DESCRIPTION OF THE TASK = Gather from the material every line that contains the string "Encaissée".

MATERIAL SUPPLIED =
*-*-*

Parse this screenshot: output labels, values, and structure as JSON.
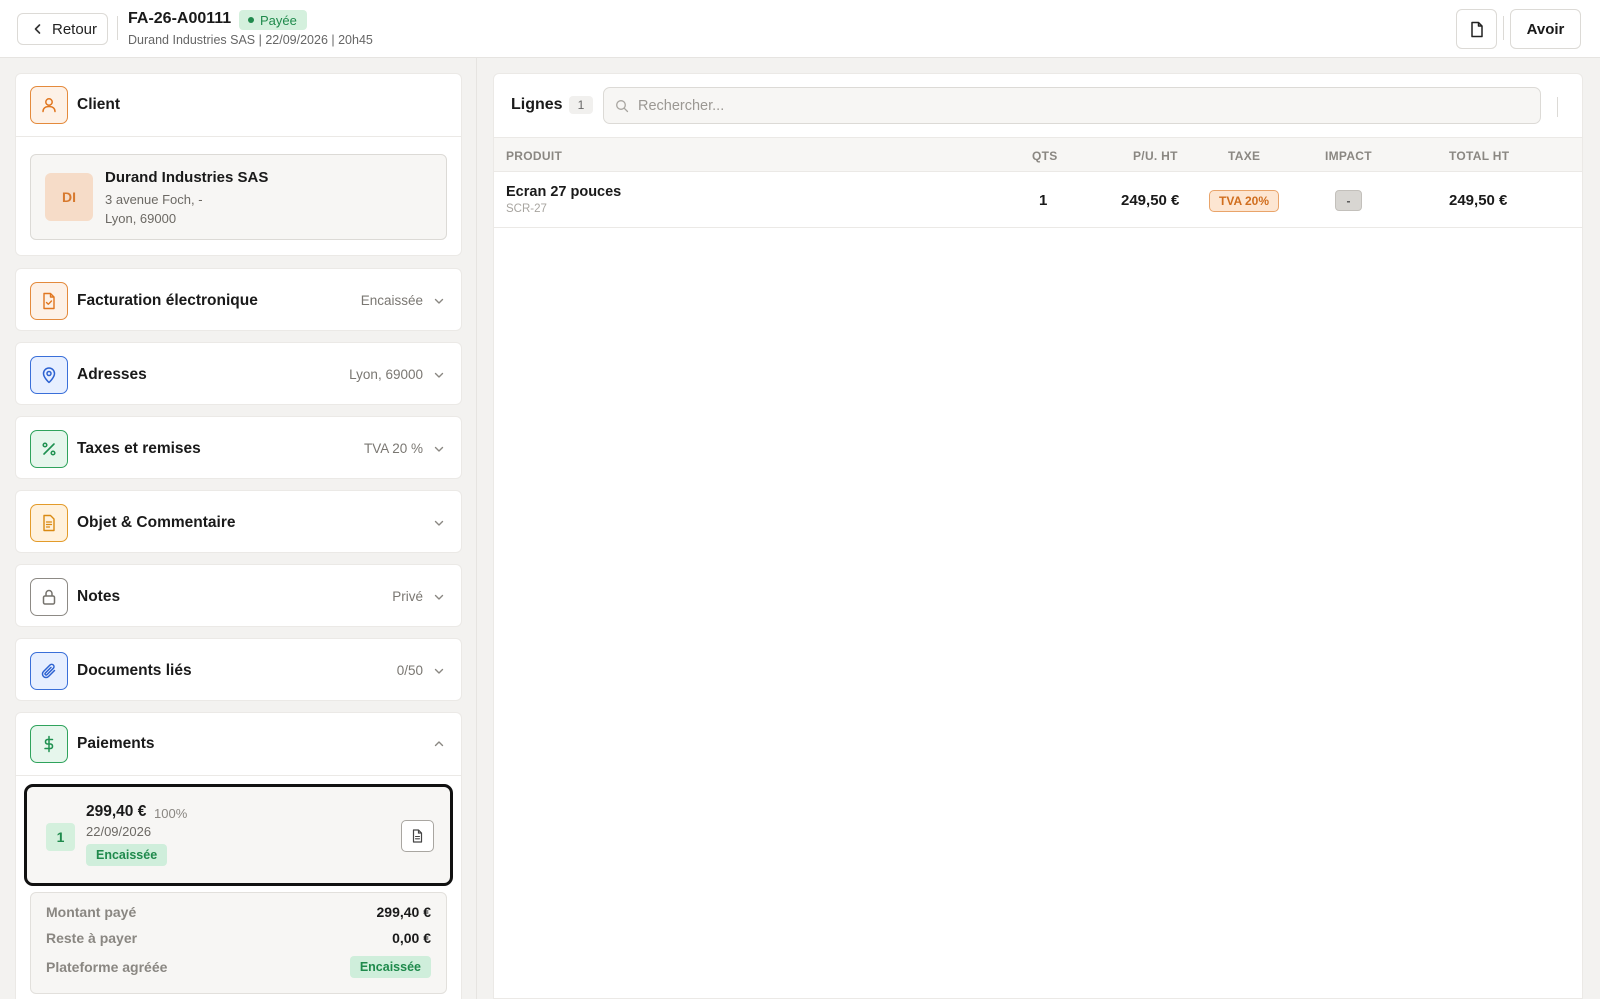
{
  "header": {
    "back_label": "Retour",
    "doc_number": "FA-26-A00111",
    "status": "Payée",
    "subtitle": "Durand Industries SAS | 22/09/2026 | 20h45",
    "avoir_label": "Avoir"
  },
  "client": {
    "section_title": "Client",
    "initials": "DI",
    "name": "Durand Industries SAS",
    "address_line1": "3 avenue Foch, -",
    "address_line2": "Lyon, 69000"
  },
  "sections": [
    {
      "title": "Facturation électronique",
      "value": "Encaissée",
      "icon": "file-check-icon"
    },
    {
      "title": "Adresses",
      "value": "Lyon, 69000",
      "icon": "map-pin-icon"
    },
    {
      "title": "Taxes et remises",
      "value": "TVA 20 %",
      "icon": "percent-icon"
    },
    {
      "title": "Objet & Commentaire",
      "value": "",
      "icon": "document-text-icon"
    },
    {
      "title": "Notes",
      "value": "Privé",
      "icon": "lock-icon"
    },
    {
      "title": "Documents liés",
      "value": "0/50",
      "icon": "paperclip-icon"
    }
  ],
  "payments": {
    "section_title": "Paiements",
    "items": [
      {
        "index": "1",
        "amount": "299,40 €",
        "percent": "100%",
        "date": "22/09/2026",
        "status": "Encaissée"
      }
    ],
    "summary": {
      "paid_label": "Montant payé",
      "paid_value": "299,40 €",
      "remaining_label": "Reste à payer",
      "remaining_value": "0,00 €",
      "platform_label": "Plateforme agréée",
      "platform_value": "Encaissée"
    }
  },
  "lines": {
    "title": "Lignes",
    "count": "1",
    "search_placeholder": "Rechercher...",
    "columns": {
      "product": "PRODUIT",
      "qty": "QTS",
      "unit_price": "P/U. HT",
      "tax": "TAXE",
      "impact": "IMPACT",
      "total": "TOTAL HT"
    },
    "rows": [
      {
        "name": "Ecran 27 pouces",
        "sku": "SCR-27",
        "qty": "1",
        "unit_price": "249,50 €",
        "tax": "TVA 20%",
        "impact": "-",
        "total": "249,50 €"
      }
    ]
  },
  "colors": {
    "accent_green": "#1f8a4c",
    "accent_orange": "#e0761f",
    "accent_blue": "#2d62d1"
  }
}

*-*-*

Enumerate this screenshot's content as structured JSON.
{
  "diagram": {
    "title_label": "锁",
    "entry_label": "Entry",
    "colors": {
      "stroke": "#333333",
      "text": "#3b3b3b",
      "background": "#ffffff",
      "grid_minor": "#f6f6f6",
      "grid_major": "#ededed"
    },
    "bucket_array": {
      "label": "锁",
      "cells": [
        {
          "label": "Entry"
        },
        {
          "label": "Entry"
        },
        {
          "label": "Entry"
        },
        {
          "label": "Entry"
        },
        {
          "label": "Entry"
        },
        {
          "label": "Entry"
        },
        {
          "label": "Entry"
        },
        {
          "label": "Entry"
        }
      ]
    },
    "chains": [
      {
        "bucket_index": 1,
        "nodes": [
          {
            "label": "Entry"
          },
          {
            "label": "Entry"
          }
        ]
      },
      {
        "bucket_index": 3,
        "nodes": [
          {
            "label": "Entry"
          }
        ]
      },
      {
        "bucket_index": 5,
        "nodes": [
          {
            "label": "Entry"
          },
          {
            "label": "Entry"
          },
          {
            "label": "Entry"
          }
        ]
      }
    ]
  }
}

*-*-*

COMPLETED TASK =
      "value": "Encaissée",
        "status": "Encaissée"
      "platform_value": "Encaissée"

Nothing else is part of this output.